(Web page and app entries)
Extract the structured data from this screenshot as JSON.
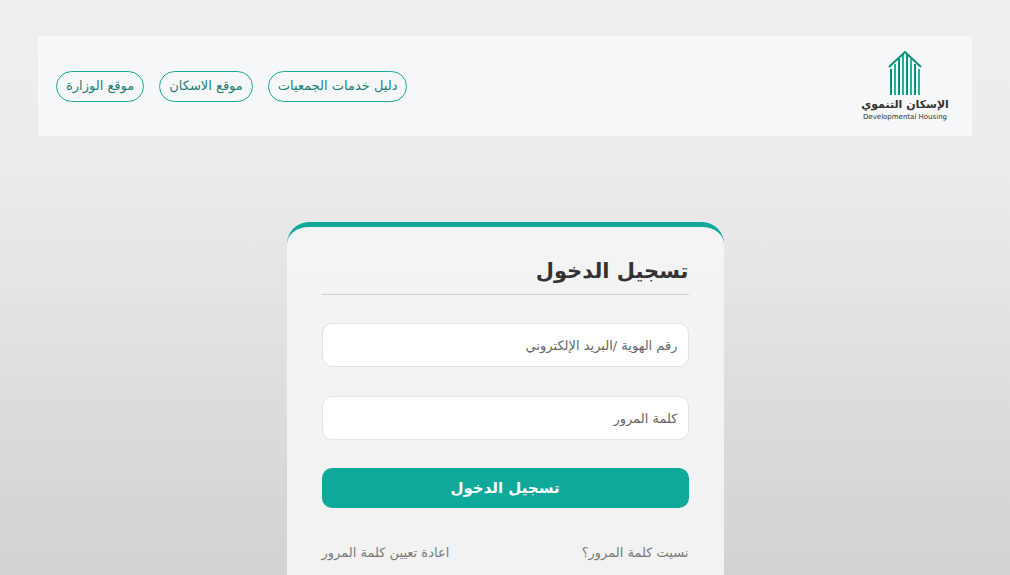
{
  "header": {
    "logo": {
      "title": "الإسكان التنموي",
      "subtitle": "Developmental Housing"
    },
    "links": [
      "دليل خدمات الجمعيات",
      "موقع الاسكان",
      "موقع الوزارة"
    ]
  },
  "login": {
    "title": "تسجيل الدخول",
    "fields": [
      {
        "placeholder": "رقم الهوية /البريد الإلكتروني",
        "kind": "text"
      },
      {
        "placeholder": "كلمة المرور",
        "kind": "password"
      }
    ],
    "submit": "تسجيل الدخول",
    "links": [
      "نسيت كلمة المرور؟",
      "اعادة تعيين كلمة المرور"
    ]
  }
}
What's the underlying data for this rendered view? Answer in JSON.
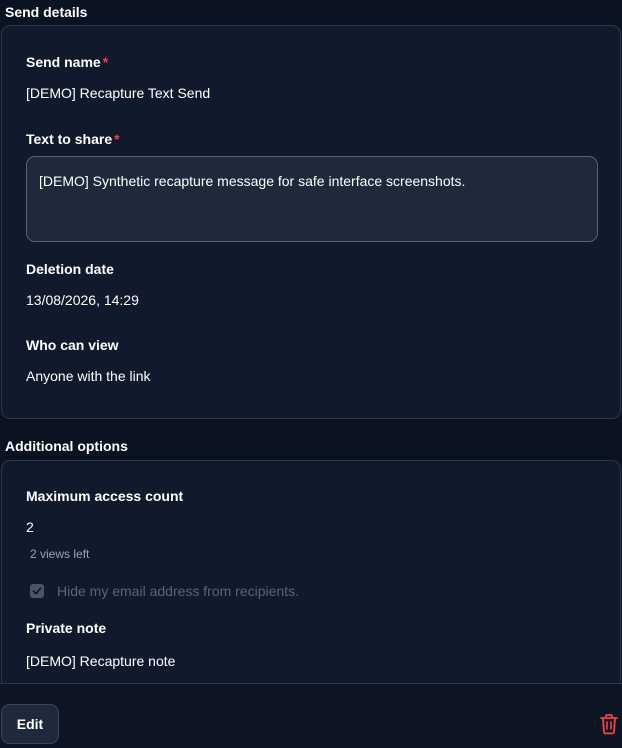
{
  "send_details": {
    "title": "Send details",
    "send_name": {
      "label": "Send name",
      "required_mark": "*",
      "value": "[DEMO] Recapture Text Send"
    },
    "text_to_share": {
      "label": "Text to share",
      "required_mark": "*",
      "value": "[DEMO] Synthetic recapture message for safe interface screenshots."
    },
    "deletion_date": {
      "label": "Deletion date",
      "value": "13/08/2026, 14:29"
    },
    "who_can_view": {
      "label": "Who can view",
      "value": "Anyone with the link"
    }
  },
  "additional_options": {
    "title": "Additional options",
    "max_access_count": {
      "label": "Maximum access count",
      "value": "2",
      "hint": "2 views left"
    },
    "hide_email": {
      "label": "Hide my email address from recipients.",
      "checked": true,
      "disabled": true
    },
    "private_note": {
      "label": "Private note",
      "value": "[DEMO] Recapture note"
    }
  },
  "footer": {
    "edit_label": "Edit",
    "delete_icon": "trash-icon"
  },
  "colors": {
    "background": "#0b1221",
    "card": "#111a2c",
    "required": "#ef4444",
    "delete": "#ef4444"
  }
}
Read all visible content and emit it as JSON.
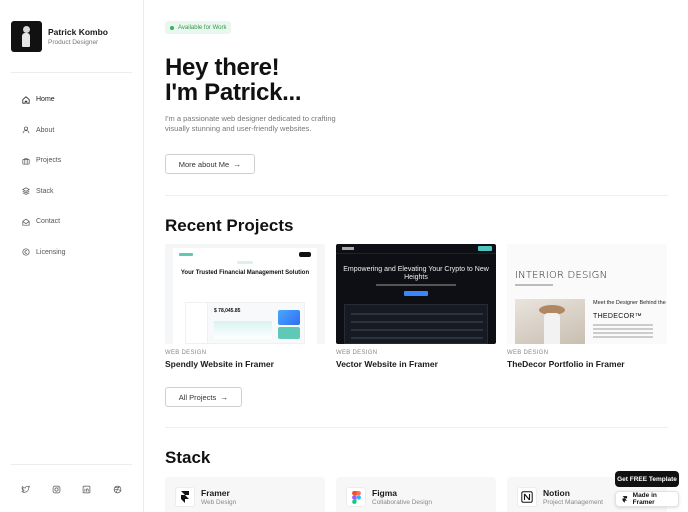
{
  "profile": {
    "name": "Patrick Kombo",
    "role": "Product Designer"
  },
  "nav": [
    {
      "label": "Home",
      "icon": "home-icon",
      "active": true
    },
    {
      "label": "About",
      "icon": "user-icon",
      "active": false
    },
    {
      "label": "Projects",
      "icon": "briefcase-icon",
      "active": false
    },
    {
      "label": "Stack",
      "icon": "layers-icon",
      "active": false
    },
    {
      "label": "Contact",
      "icon": "mail-open-icon",
      "active": false
    },
    {
      "label": "Licensing",
      "icon": "copyright-icon",
      "active": false
    }
  ],
  "socials": [
    "twitter-icon",
    "instagram-icon",
    "linkedin-icon",
    "dribbble-icon"
  ],
  "hero": {
    "badge": "Available for Work",
    "title_line1": "Hey there!",
    "title_line2": "I'm Patrick...",
    "subtitle": "I'm  a passionate web designer dedicated to crafting visually stunning and user-friendly websites.",
    "button": "More about Me"
  },
  "projects": {
    "title": "Recent Projects",
    "items": [
      {
        "category": "WEB DESIGN",
        "name": "Spendly Website in Framer",
        "thumb": {
          "logo": "spendly",
          "headline": "Your Trusted Financial Management Solution",
          "figure": "$ 78,045.85"
        }
      },
      {
        "category": "WEB DESIGN",
        "name": "Vector Website in Framer",
        "thumb": {
          "headline": "Empowering and Elevating Your Crypto to New Heights"
        }
      },
      {
        "category": "WEB DESIGN",
        "name": "TheDecor Portfolio in Framer",
        "thumb": {
          "headline": "INTERIOR DESIGN",
          "meet": "Meet the Designer Behind the",
          "brand": "THEDECOR™"
        }
      }
    ],
    "button": "All Projects"
  },
  "stack": {
    "title": "Stack",
    "items": [
      {
        "name": "Framer",
        "desc": "Web Design",
        "icon": "framer-icon"
      },
      {
        "name": "Figma",
        "desc": "Collaborative Design",
        "icon": "figma-icon"
      },
      {
        "name": "Notion",
        "desc": "Project Management",
        "icon": "notion-icon"
      }
    ]
  },
  "floating": {
    "template": "Get FREE Template",
    "made_in": "Made in Framer"
  },
  "colors": {
    "badge_bg": "#eaf7ee",
    "badge_text": "#2e9a4e",
    "accent_teal": "#5fc9b6"
  }
}
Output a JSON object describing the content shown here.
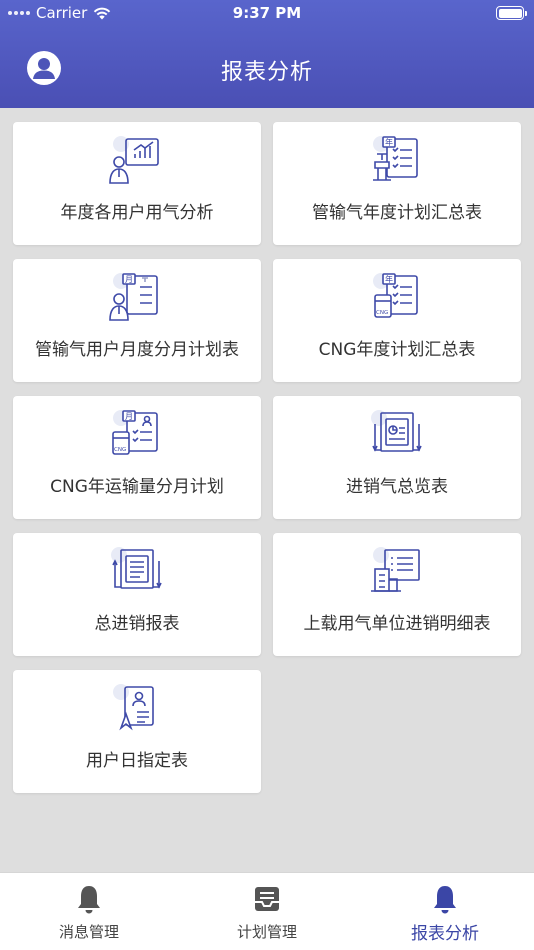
{
  "status_bar": {
    "carrier": "Carrier",
    "time": "9:37 PM"
  },
  "header": {
    "title": "报表分析",
    "avatar_icon": "user-avatar-icon"
  },
  "reports": [
    {
      "label": "年度各用户用气分析",
      "icon": "user-chart-icon"
    },
    {
      "label": "管输气年度计划汇总表",
      "icon": "pipeline-year-checklist-icon"
    },
    {
      "label": "管输气用户月度分月计划表",
      "icon": "pipeline-user-month-plan-icon"
    },
    {
      "label": "CNG年度计划汇总表",
      "icon": "cng-year-checklist-icon"
    },
    {
      "label": "CNG年运输量分月计划",
      "icon": "cng-month-transport-icon"
    },
    {
      "label": "进销气总览表",
      "icon": "gas-overview-report-icon"
    },
    {
      "label": "总进销报表",
      "icon": "total-sales-report-icon"
    },
    {
      "label": "上载用气单位进销明细表",
      "icon": "building-detail-list-icon"
    },
    {
      "label": "用户日指定表",
      "icon": "user-daily-nomination-icon"
    }
  ],
  "tabbar": {
    "tabs": [
      {
        "label": "消息管理",
        "icon": "bell-icon",
        "active": false
      },
      {
        "label": "计划管理",
        "icon": "inbox-tray-icon",
        "active": false
      },
      {
        "label": "报表分析",
        "icon": "bell-icon",
        "active": true
      }
    ]
  },
  "colors": {
    "accent": "#4a4fb4",
    "header_top": "#5965cc",
    "icon_blue": "#3f4aa8",
    "icon_bubble": "#e8ebf6",
    "tab_active": "#3b46a6",
    "tab_inactive": "#555555"
  }
}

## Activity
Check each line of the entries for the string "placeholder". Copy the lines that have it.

## Solution to the problem
        "placeholder": "رقم الهوية /البريد الإلكتروني",
        "placeholder": "كلمة المرور",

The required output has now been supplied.